Our redemption, our salvation was accomplished and won through an expensive transaction. Jesus Christ paid a price for each one of us to rescue us from death and from the power of the devil. But this was not something money could buy. Only a life for a life; only the Author of Life for the life of the world. Jesus paid the ultimate price at Calvary to buy us back after we had sold ourselves into the slavery of sin, death and the devil. The One who brought us into being and gave us the breath of life gave up His last breath for us and for our salvation. But that’s not all. Luther then details what this means for us.

The first thing it means is that I am His own. I can no longer serve that other master, the old nature in me that needs to be drowned and die with all its sins and evil lusts. I have the opportunity now to live a new life under Jesus Christ in His kingdom.
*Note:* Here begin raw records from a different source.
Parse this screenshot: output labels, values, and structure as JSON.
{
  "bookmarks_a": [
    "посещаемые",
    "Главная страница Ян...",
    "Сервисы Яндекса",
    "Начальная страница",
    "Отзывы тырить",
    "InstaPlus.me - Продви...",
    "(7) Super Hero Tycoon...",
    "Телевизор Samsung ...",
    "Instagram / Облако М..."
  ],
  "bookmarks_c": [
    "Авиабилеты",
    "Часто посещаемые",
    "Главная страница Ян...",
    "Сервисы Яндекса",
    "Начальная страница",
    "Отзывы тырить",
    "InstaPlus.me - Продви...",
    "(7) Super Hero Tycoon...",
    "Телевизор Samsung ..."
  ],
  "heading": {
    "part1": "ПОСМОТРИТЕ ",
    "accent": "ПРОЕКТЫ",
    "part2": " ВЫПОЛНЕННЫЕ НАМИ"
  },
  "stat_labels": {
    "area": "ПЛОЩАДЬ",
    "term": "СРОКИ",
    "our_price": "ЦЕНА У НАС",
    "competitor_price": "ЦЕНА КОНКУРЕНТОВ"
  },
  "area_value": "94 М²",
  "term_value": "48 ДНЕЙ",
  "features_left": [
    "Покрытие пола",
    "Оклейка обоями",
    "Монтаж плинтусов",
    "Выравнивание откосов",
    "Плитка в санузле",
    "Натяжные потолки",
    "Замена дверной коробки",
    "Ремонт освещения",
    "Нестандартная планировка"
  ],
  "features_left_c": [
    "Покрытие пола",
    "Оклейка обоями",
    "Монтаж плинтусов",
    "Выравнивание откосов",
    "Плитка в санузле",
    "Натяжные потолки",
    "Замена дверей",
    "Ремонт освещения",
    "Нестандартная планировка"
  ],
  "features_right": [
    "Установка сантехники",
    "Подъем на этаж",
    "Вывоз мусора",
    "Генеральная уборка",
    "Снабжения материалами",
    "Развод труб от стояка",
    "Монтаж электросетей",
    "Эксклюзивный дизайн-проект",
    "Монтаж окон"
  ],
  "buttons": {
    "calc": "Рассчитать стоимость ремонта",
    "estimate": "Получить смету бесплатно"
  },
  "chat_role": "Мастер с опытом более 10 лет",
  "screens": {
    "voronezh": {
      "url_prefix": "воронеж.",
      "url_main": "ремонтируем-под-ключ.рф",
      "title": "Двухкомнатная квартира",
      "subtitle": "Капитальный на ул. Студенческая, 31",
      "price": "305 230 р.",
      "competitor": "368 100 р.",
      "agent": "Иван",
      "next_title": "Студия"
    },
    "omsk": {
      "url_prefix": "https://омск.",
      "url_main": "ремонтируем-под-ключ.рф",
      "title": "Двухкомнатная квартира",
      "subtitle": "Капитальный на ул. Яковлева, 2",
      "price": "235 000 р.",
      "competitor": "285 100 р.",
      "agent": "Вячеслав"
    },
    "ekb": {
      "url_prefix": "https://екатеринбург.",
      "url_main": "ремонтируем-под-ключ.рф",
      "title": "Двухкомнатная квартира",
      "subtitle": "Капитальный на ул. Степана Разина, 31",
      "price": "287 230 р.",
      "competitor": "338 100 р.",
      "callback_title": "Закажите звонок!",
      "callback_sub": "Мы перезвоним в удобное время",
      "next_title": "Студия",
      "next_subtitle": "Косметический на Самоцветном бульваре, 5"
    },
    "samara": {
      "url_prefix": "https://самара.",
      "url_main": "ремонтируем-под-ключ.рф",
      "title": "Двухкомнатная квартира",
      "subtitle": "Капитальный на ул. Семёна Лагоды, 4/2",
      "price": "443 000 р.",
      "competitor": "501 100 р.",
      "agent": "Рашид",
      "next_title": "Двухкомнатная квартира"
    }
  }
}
Living under a sovereign can be oppressive — unless that sovereign loves his people and sees his reign as an opportunity to serve his people and make sure they are safe and taken care of. We in the West are so used to our political system of democracy that most of us would have no idea what a benevolent monarchy even looks like. But we have to look no further than our Lord and His kingdom. When we seek first His kingdom and His righteousness, everything else will be added and given to us as well, Jesus says (Matt. 6:33).

We see a picture of this in the 14th chapter of Paul’s letter to the Romans. He writes, “If we live, we live to the Lord, and if we die, we die to the Lord. So then, whether we live or whether we die, we are the Lord’s. For to this end Christ died and lived again, that he might be Lord both of the dead and of the living” (Rom. 14:8-10 ESV). These words from Paul remind us that our lives really are in the hands of our Lord. The reason that Christ died and rose again is so that He would claim what is ultimately only His — you and me. This is a sovereign ruler willing to die for His people. How many human rulers do you know willing to do that? It’s rare.

This is the One we belong to! Our Sovereign calls us to live that same sacrificial love for one another. We belong to Him. We belong to one another on campus and in His body, the church here in North America and throughout the world.

I would like to conclude with this thought. When I was at Concordia College, Ann Arbor, Mich. (1981-85) — what some refer to as ancient history (my field) — I lived in Timothy dorm all four years. I still remember our motto during one of those years, which has stuck with me ever since. It encapsulates for me Concordia Seminary’s motto for this year, “We Belong to Christ”: “Therefore encourage one another and build one another up, just as in fact you are doing” (1 Thess. 5:11, NIV).

This is what freedom looks like.

Dr. Joel Elowsky is the Frank and Valerie Fuerst Professor of Historical Theology, dean of Advanced Studies, director of the Center for the Study of Early Christian Texts and coordinator of International Seminary Exchange Programs at Concordia Seminary, St. Louis.